YOUR GOAL:
Give every line of the data again, exactly.

[DATA Boundary: Start]

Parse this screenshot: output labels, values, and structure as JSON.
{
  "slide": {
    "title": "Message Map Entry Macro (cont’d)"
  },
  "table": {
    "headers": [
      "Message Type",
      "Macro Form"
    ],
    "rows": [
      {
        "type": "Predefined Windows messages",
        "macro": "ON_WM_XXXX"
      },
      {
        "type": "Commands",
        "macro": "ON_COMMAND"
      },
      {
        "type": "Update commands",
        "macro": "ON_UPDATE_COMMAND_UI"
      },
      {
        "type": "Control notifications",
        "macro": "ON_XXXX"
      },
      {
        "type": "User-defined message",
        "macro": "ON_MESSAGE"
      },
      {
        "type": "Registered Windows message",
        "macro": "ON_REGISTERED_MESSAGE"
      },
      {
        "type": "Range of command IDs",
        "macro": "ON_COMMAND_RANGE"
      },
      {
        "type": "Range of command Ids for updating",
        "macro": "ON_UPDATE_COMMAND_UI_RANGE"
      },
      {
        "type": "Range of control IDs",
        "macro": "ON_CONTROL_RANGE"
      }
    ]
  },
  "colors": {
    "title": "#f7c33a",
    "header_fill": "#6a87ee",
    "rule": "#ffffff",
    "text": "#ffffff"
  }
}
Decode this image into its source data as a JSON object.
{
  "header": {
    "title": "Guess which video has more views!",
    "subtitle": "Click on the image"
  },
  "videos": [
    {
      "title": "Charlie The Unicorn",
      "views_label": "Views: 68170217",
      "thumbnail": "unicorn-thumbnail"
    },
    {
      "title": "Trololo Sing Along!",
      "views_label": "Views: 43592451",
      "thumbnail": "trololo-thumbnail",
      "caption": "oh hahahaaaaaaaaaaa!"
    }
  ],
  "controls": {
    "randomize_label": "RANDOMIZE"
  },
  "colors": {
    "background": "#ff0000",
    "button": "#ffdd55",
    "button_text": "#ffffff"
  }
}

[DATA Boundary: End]

ANSWER SECTION:
Parse this screenshot: output labels, values, and structure as JSON.
{
  "slide": {
    "title": "Message Map Entry Macro (cont’d)"
  },
  "table": {
    "headers": [
      "Message Type",
      "Macro Form"
    ],
    "rows": [
      {
        "type": "Predefined Windows messages",
        "macro": "ON_WM_XXXX"
      },
      {
        "type": "Commands",
        "macro": "ON_COMMAND"
      },
      {
        "type": "Update commands",
        "macro": "ON_UPDATE_COMMAND_UI"
      },
      {
        "type": "Control notifications",
        "macro": "ON_XXXX"
      },
      {
        "type": "User-defined message",
        "macro": "ON_MESSAGE"
      },
      {
        "type": "Registered Windows message",
        "macro": "ON_REGISTERED_MESSAGE"
      },
      {
        "type": "Range of command IDs",
        "macro": "ON_COMMAND_RANGE"
      },
      {
        "type": "Range of command Ids for updating",
        "macro": "ON_UPDATE_COMMAND_UI_RANGE"
      },
      {
        "type": "Range of control IDs",
        "macro": "ON_CONTROL_RANGE"
      }
    ]
  },
  "colors": {
    "title": "#f7c33a",
    "header_fill": "#6a87ee",
    "rule": "#ffffff",
    "text": "#ffffff"
  }
}
Decode this image into its source data as a JSON object.
{
  "header": {
    "title": "Guess which video has more views!",
    "subtitle": "Click on the image"
  },
  "videos": [
    {
      "title": "Charlie The Unicorn",
      "views_label": "Views: 68170217",
      "thumbnail": "unicorn-thumbnail"
    },
    {
      "title": "Trololo Sing Along!",
      "views_label": "Views: 43592451",
      "thumbnail": "trololo-thumbnail",
      "caption": "oh hahahaaaaaaaaaaa!"
    }
  ],
  "controls": {
    "randomize_label": "RANDOMIZE"
  },
  "colors": {
    "background": "#ff0000",
    "button": "#ffdd55",
    "button_text": "#ffffff"
  }
}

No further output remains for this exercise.